## EXERCISE INSTRUCTIONS
Below are some records; state how many of their lines contain the word "heading", and add nothing.

## RECORDED INFORMATION
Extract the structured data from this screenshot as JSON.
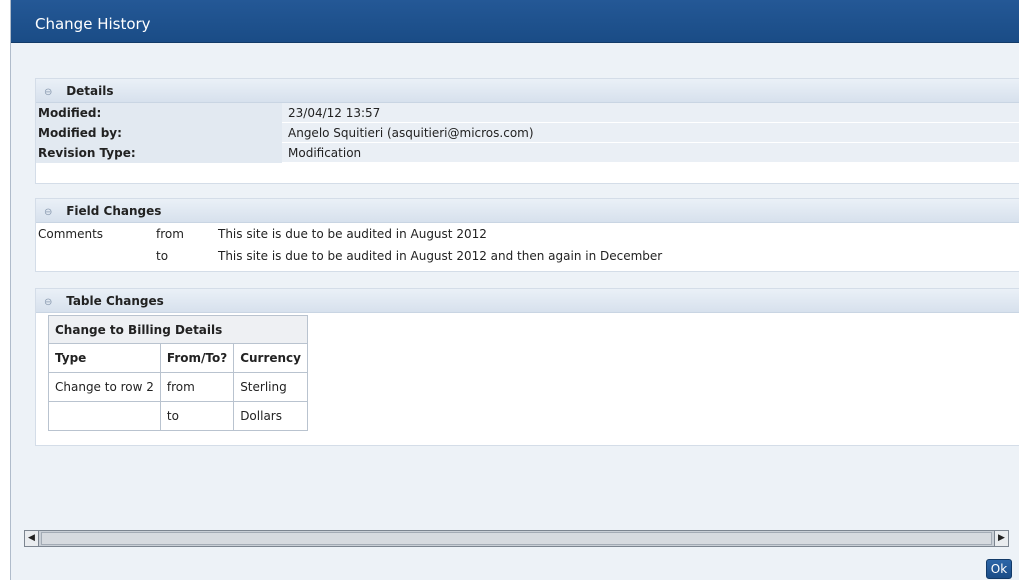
{
  "dialog": {
    "title": "Change History"
  },
  "details": {
    "heading": "Details",
    "rows": [
      {
        "label": "Modified:",
        "value": "23/04/12 13:57"
      },
      {
        "label": "Modified by:",
        "value": "Angelo Squitieri (asquitieri@micros.com)"
      },
      {
        "label": "Revision Type:",
        "value": "Modification"
      }
    ]
  },
  "field_changes": {
    "heading": "Field Changes",
    "field": "Comments",
    "from_label": "from",
    "from_value": "This site is due to be audited in August 2012",
    "to_label": "to",
    "to_value": "This site is due to be audited in August 2012 and then again in December"
  },
  "table_changes": {
    "heading": "Table Changes",
    "caption": "Change to Billing Details",
    "columns": [
      "Type",
      "From/To?",
      "Currency"
    ],
    "rows": [
      [
        "Change to row 2",
        "from",
        "Sterling"
      ],
      [
        "",
        "to",
        "Dollars"
      ]
    ]
  },
  "icons": {
    "collapse": "collapse-icon",
    "scroll_left": "arrow-left-icon",
    "scroll_right": "arrow-right-icon"
  },
  "footer": {
    "ok_label": "Ok"
  }
}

## OUTPUT FOR THIS TASK
3